* [Your assignment] Each record below should appear again exactly as written.

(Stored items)
· · · ·

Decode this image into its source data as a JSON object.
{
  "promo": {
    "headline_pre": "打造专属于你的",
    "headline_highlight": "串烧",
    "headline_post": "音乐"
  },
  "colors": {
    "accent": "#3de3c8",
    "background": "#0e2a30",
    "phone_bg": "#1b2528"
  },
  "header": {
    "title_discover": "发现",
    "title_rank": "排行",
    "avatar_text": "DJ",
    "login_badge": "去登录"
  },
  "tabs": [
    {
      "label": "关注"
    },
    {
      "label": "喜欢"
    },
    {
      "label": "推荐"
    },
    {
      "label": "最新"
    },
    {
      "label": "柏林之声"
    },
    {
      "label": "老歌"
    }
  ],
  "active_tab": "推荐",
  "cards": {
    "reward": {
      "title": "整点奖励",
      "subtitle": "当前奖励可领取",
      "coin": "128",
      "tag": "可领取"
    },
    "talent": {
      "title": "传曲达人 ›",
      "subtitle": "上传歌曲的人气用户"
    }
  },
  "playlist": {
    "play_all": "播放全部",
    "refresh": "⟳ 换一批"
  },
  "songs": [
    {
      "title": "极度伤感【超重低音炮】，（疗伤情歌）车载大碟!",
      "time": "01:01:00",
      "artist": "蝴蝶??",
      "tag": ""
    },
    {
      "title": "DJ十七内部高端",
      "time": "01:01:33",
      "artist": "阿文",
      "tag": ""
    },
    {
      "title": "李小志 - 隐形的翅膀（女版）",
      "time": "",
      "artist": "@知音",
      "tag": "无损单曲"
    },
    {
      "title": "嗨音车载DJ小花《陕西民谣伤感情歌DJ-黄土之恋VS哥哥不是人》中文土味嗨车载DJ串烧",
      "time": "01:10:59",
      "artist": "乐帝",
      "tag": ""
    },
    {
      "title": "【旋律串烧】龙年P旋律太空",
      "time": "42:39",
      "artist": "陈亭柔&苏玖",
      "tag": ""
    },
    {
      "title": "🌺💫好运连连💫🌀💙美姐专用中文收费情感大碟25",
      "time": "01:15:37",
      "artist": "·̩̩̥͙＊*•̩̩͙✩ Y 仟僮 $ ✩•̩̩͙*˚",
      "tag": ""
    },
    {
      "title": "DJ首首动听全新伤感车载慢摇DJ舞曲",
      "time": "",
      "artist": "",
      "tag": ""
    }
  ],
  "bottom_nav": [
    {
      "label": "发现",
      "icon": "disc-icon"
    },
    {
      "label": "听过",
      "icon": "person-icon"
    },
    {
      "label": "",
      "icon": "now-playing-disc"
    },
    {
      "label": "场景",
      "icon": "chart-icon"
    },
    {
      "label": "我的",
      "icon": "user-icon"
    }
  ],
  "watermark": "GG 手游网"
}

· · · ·

* [Expected answer]
Decode this image into its source data as a JSON object.
{
  "promo": {
    "headline_pre": "打造专属于你的",
    "headline_highlight": "串烧",
    "headline_post": "音乐"
  },
  "colors": {
    "accent": "#3de3c8",
    "background": "#0e2a30",
    "phone_bg": "#1b2528"
  },
  "header": {
    "title_discover": "发现",
    "title_rank": "排行",
    "avatar_text": "DJ",
    "login_badge": "去登录"
  },
  "tabs": [
    {
      "label": "关注"
    },
    {
      "label": "喜欢"
    },
    {
      "label": "推荐"
    },
    {
      "label": "最新"
    },
    {
      "label": "柏林之声"
    },
    {
      "label": "老歌"
    }
  ],
  "active_tab": "推荐",
  "cards": {
    "reward": {
      "title": "整点奖励",
      "subtitle": "当前奖励可领取",
      "coin": "128",
      "tag": "可领取"
    },
    "talent": {
      "title": "传曲达人 ›",
      "subtitle": "上传歌曲的人气用户"
    }
  },
  "playlist": {
    "play_all": "播放全部",
    "refresh": "⟳ 换一批"
  },
  "songs": [
    {
      "title": "极度伤感【超重低音炮】，（疗伤情歌）车载大碟!",
      "time": "01:01:00",
      "artist": "蝴蝶??",
      "tag": ""
    },
    {
      "title": "DJ十七内部高端",
      "time": "01:01:33",
      "artist": "阿文",
      "tag": ""
    },
    {
      "title": "李小志 - 隐形的翅膀（女版）",
      "time": "",
      "artist": "@知音",
      "tag": "无损单曲"
    },
    {
      "title": "嗨音车载DJ小花《陕西民谣伤感情歌DJ-黄土之恋VS哥哥不是人》中文土味嗨车载DJ串烧",
      "time": "01:10:59",
      "artist": "乐帝",
      "tag": ""
    },
    {
      "title": "【旋律串烧】龙年P旋律太空",
      "time": "42:39",
      "artist": "陈亭柔&苏玖",
      "tag": ""
    },
    {
      "title": "🌺💫好运连连💫🌀💙美姐专用中文收费情感大碟25",
      "time": "01:15:37",
      "artist": "·̩̩̥͙＊*•̩̩͙✩ Y 仟僮 $ ✩•̩̩͙*˚",
      "tag": ""
    },
    {
      "title": "DJ首首动听全新伤感车载慢摇DJ舞曲",
      "time": "",
      "artist": "",
      "tag": ""
    }
  ],
  "bottom_nav": [
    {
      "label": "发现",
      "icon": "disc-icon"
    },
    {
      "label": "听过",
      "icon": "person-icon"
    },
    {
      "label": "",
      "icon": "now-playing-disc"
    },
    {
      "label": "场景",
      "icon": "chart-icon"
    },
    {
      "label": "我的",
      "icon": "user-icon"
    }
  ],
  "watermark": "GG 手游网"
}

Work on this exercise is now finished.